Critics argue that while progressive tax systems may reduce income inequality, they can also create disincentives for wealth creation and economic growth. They contend that high tax rates on higher incomes can discourage investment, innovation, and entrepreneurship, ultimately hindering economic prosperity for all.
Criticisms and Controversies Surrounding Progressive Taxation
Progressive taxation has its fair share of criticisms and controversies. Here are a few common arguments against progressive tax systems:
1. Taxing Success and Hard Work
Critics argue that progressive tax systems penalize success and hard work. By imposing higher tax rates on higher incomes, individuals may be discouraged from working harder, investing, or pursuing higher-paying careers. This, in turn, can stifle economic growth and hinder innovation.
2. Wealth Redistribution

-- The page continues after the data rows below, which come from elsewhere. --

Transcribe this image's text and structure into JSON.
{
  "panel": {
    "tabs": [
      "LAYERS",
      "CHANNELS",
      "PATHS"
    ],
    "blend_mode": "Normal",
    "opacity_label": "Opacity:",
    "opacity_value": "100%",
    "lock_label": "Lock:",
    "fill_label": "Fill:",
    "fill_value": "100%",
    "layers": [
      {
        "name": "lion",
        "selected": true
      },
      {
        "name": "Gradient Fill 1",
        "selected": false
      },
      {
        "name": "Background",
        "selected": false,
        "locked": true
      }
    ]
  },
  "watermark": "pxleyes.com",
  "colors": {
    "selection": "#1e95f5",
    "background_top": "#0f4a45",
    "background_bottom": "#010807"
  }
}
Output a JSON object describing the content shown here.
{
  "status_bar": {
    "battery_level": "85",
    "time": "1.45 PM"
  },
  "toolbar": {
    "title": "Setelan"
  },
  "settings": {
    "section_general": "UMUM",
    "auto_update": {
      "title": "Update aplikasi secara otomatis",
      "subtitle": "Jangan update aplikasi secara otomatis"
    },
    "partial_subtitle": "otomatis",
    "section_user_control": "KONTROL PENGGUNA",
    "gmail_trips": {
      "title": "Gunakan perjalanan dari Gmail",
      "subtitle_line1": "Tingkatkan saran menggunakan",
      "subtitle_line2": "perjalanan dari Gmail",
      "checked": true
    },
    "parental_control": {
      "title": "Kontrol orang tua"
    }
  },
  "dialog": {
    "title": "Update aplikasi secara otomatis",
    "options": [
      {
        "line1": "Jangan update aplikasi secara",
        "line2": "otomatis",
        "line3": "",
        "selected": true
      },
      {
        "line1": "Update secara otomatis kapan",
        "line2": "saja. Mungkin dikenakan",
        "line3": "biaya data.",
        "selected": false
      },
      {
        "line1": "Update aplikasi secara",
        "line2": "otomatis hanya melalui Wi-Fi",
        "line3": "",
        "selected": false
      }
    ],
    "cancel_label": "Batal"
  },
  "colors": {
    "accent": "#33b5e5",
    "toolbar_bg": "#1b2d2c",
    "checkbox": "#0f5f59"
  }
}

Opponents of progressive taxation contend that it amounts to wealth redistribution, which they argue is unfair and can disincentivize wealth creation. They argue that individuals should be able to keep a larger portion of their earnings as a reward for their hard work, talent, and entrepreneurial efforts.
3. Tax Avoidance and Evasion
Critics claim that progressive tax systems can lead to increased tax avoidance and evasion. Higher tax rates on higher incomes may incentivize individuals to engage in aggressive tax planning strategies or move their wealth to low-tax jurisdictions to minimize their tax liabilities. This can result in reduced tax revenue for governments and undermine the intended redistributive effects of progressive taxation.
Progressive Tax Reform Proposals
Over time, various proposals for progressive tax reform have emerged, aiming to address the perceived shortcomings of existing systems. These proposals often seek to strike a balance between fairness, economic growth, and ease of administration. Here are a few examples:
1. Adjusting Tax Brackets and Rates
One approach to progressive tax reform involves adjusting the tax brackets and rates to better reflect income distribution and economic realities. This could mean introducing additional tax brackets for ultra-high-income individuals or modifying existing rates to reduce disincentives for wealth creation.
2. Closing Tax Loopholes
Another proposal involves closing tax loopholes and implementing stricter enforcement measures to reduce tax avoidance and evasion. By ensuring that high-income individuals pay their fair share of taxes, governments can increase revenue and promote a more equitable distribution of wealth.
3. Wealth Taxes
Some progressive tax reform proposals advocate for the introduction of wealth taxes, which would tax individuals based on their net worth rather than just their income. Proponents argue that this would help address wealth inequality and capture income and assets that might otherwise go untaxed.
A progressive tax system is designed to ensure that individuals with higher incomes contribute a greater proportion of their earnings to taxes. While proponents argue that it promotes fairness, reduces income inequality, and funds social programs, critics contend that it can discourage wealth accumulation, hinder economic growth, and create disincentives for success. The choice between a progressive tax system and alternative approaches, such as a flat tax, is a complex one that requires careful consideration of a country’s socio-economic priorities. Ultimately, striking the right balance between fairness, economic growth, and administrative feasibility is key to designing an effective and equitable tax system.